# [INFORMATION]
◆ ◆ ◆ ◆
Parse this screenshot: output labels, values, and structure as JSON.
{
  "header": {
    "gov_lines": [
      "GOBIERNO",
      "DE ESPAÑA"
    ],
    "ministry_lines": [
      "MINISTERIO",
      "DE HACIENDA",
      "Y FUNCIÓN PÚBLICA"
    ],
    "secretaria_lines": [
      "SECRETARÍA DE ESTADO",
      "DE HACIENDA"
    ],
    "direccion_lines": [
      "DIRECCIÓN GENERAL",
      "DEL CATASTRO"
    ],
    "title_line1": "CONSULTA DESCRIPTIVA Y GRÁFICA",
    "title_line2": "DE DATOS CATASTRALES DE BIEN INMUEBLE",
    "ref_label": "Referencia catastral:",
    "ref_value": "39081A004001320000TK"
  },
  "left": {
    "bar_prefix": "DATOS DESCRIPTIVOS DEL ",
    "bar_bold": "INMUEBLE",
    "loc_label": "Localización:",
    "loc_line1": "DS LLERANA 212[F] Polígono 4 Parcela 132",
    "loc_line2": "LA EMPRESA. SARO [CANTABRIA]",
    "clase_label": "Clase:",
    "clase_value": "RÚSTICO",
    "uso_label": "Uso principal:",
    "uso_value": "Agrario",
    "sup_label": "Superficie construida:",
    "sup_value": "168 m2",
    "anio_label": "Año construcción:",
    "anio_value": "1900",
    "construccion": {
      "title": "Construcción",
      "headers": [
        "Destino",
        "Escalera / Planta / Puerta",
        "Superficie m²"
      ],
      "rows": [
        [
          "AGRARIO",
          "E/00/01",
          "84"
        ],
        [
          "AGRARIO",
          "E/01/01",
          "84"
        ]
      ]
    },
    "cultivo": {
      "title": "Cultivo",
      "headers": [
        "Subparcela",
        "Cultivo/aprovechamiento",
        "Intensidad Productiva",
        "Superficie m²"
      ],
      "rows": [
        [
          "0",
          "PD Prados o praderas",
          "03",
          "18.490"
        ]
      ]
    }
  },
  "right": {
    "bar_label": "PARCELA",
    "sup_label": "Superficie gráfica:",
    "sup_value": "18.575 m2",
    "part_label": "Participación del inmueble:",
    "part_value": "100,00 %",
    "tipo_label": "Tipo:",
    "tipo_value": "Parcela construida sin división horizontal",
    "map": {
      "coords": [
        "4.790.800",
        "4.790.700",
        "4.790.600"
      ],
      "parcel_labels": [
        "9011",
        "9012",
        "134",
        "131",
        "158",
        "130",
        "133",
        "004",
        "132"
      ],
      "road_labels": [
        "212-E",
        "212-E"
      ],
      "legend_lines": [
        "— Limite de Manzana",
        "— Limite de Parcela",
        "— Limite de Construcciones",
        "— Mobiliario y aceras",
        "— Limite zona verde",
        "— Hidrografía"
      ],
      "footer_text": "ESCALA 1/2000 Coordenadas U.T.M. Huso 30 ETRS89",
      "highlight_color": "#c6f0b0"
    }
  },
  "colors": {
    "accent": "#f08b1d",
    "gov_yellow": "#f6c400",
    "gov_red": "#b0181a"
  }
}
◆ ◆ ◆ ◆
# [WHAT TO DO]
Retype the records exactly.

# [REPLY TO THE TASK]
Parse this screenshot: output labels, values, and structure as JSON.
{
  "header": {
    "gov_lines": [
      "GOBIERNO",
      "DE ESPAÑA"
    ],
    "ministry_lines": [
      "MINISTERIO",
      "DE HACIENDA",
      "Y FUNCIÓN PÚBLICA"
    ],
    "secretaria_lines": [
      "SECRETARÍA DE ESTADO",
      "DE HACIENDA"
    ],
    "direccion_lines": [
      "DIRECCIÓN GENERAL",
      "DEL CATASTRO"
    ],
    "title_line1": "CONSULTA DESCRIPTIVA Y GRÁFICA",
    "title_line2": "DE DATOS CATASTRALES DE BIEN INMUEBLE",
    "ref_label": "Referencia catastral:",
    "ref_value": "39081A004001320000TK"
  },
  "left": {
    "bar_prefix": "DATOS DESCRIPTIVOS DEL ",
    "bar_bold": "INMUEBLE",
    "loc_label": "Localización:",
    "loc_line1": "DS LLERANA 212[F] Polígono 4 Parcela 132",
    "loc_line2": "LA EMPRESA. SARO [CANTABRIA]",
    "clase_label": "Clase:",
    "clase_value": "RÚSTICO",
    "uso_label": "Uso principal:",
    "uso_value": "Agrario",
    "sup_label": "Superficie construida:",
    "sup_value": "168 m2",
    "anio_label": "Año construcción:",
    "anio_value": "1900",
    "construccion": {
      "title": "Construcción",
      "headers": [
        "Destino",
        "Escalera / Planta / Puerta",
        "Superficie m²"
      ],
      "rows": [
        [
          "AGRARIO",
          "E/00/01",
          "84"
        ],
        [
          "AGRARIO",
          "E/01/01",
          "84"
        ]
      ]
    },
    "cultivo": {
      "title": "Cultivo",
      "headers": [
        "Subparcela",
        "Cultivo/aprovechamiento",
        "Intensidad Productiva",
        "Superficie m²"
      ],
      "rows": [
        [
          "0",
          "PD Prados o praderas",
          "03",
          "18.490"
        ]
      ]
    }
  },
  "right": {
    "bar_label": "PARCELA",
    "sup_label": "Superficie gráfica:",
    "sup_value": "18.575 m2",
    "part_label": "Participación del inmueble:",
    "part_value": "100,00 %",
    "tipo_label": "Tipo:",
    "tipo_value": "Parcela construida sin división horizontal",
    "map": {
      "coords": [
        "4.790.800",
        "4.790.700",
        "4.790.600"
      ],
      "parcel_labels": [
        "9011",
        "9012",
        "134",
        "131",
        "158",
        "130",
        "133",
        "004",
        "132"
      ],
      "road_labels": [
        "212-E",
        "212-E"
      ],
      "legend_lines": [
        "— Limite de Manzana",
        "— Limite de Parcela",
        "— Limite de Construcciones",
        "— Mobiliario y aceras",
        "— Limite zona verde",
        "— Hidrografía"
      ],
      "footer_text": "ESCALA 1/2000 Coordenadas U.T.M. Huso 30 ETRS89",
      "highlight_color": "#c6f0b0"
    }
  },
  "colors": {
    "accent": "#f08b1d",
    "gov_yellow": "#f6c400",
    "gov_red": "#b0181a"
  }
}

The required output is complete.